I agree with all of this except the boots. Lots of long distance hikers use trail shoes or sneakers if they aren't prone to twisting their ankles. They're lighter, more comfortable, dry more quickly, and you won't get blisters. A pair of poles are good too to prevent T-Rex syndrome and help with balance too.

I've been a backpacker for 53 years, and I still think this was a very good instructable! I especially like the idea of having a fresh change of clothes, and a snack that you might not find practical to stow in a back pack! Such an often overlooked, and very nice thing to come back to! I've never had a problem going out, or staying out, but always wonder, just why am I coming back?

Thru-hiking in 1972, I holed up in a lean-to for 36 hours (2 nights) while Hurricane Agnes blew through. Nice to have a book to read while the rain poured down. Also in the evenings after dinner, unless all you're going to do is hike and sleep. And a spiral notebok and pencil (large notebook, 2 pencils) to record thoughts, write poetry, save names/addresses of people you befriend along your way.

Use a pack rain cover plus a large, heavy duty trash bag inside your pack (should fill the entire pack cavity, put everything inside). Put your most important items in dry bags as well. Staying dry is super important on the AT!

The other important things to know for the AT are not to pack too much food, as there are so many towns along the way, plus hiker hostels and other such places where people often leave food behind. Stay flexible and go with the flow. Take the time to talk to people - community is a really fun aspect of that trail.

-Philosopher, AT class of 2010

So many good ideas--even for experienced camping enthusiasts! Thanks for sharing :D

As a beginner, I made this mistake...Study where you are going, don't forget the distance, temperature and altitude...spend some time getting into shape, hiking at 11000 ft will take your breath away in more than 1 way!

Just one thought, be careful when you camp among/under big trees. Look for dead/dying/going-to-fall branches.
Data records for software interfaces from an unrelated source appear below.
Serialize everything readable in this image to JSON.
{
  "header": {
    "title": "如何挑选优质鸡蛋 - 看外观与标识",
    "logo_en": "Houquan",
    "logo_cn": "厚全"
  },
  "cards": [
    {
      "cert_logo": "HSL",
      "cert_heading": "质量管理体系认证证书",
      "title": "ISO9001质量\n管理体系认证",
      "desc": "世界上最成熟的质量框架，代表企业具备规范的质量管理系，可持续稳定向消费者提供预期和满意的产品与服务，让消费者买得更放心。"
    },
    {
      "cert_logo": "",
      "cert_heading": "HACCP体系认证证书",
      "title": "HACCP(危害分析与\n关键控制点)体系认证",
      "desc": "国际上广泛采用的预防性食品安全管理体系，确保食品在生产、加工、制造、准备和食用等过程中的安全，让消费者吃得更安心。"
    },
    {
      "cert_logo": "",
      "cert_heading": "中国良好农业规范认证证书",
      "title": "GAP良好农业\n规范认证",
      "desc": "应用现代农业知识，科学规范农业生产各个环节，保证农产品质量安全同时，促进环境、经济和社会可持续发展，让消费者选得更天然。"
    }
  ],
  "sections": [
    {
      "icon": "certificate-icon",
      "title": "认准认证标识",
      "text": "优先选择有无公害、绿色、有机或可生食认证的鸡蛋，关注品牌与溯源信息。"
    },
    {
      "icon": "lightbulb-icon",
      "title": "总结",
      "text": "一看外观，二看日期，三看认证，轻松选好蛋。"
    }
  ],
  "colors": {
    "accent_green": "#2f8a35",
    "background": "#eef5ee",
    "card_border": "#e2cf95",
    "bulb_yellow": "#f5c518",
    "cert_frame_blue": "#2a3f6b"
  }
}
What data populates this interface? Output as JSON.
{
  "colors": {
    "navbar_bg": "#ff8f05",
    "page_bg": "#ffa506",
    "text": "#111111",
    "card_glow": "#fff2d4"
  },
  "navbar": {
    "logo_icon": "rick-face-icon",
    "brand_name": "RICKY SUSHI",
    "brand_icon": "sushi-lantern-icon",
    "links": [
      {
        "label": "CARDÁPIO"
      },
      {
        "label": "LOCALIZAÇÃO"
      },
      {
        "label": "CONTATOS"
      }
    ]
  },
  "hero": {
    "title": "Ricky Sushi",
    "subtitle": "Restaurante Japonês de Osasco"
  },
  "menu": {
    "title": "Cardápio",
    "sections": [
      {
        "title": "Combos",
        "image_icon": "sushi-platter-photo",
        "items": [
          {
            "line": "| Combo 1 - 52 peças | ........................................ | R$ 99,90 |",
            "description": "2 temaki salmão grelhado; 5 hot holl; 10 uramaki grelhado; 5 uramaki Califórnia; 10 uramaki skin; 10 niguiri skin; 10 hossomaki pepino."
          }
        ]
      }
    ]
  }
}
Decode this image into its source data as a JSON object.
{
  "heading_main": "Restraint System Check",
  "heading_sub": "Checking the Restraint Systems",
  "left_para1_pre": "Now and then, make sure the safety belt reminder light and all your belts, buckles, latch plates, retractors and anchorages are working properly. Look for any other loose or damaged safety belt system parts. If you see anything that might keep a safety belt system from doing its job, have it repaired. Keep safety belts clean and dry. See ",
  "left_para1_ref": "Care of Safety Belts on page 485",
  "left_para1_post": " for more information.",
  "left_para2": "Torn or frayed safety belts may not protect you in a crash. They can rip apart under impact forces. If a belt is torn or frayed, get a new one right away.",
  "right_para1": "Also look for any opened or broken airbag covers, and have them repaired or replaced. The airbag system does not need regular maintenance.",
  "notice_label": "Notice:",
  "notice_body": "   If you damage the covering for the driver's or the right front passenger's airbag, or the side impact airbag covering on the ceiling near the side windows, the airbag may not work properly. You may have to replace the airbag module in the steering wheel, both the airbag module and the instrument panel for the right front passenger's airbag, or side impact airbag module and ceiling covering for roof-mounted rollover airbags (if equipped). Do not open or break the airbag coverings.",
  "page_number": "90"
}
Not a great way to be woken up at best, could kill you at worst.

This is a great instructable! Thanks!!

I am an avid camper and I still learned some stuff (putting tomorrow's clothes in the sleeping bag! Genius!!)

Just one word of caution, 2 years ago in Ontario's Algonquin Park, I had a tin of homemade cookies waiting for me in my car for the drive home... When I finally made it to the car, i found that some vermin (chipmunks, I suspect), had found their way into the car and nibbled on EVERY SINGLE COOKIE! haha! These guys know where people park and have become fearless! :)

Happy trails!

I tend to suffer from blisters when I go on long hikes, but I found it helps by using rubbing alcohol applied liberally to the feet starting about a week before a couple of times a day. It also helps to harden off any blisters, although it stings like heck on broken skin.

I also found a pair of lightweight modern hiking poles to be incredibly useful and they really take a load off the legs and also help a lot when going downhill or uphill. I also double-up by using the poles with a tarp for creating a tent/rain shelter.

Excellent, thoughtful, teaches kindness to oneself as backpacker. Love the subtlety of your caring for self as camper during what can sometimes be very unexpected challenges.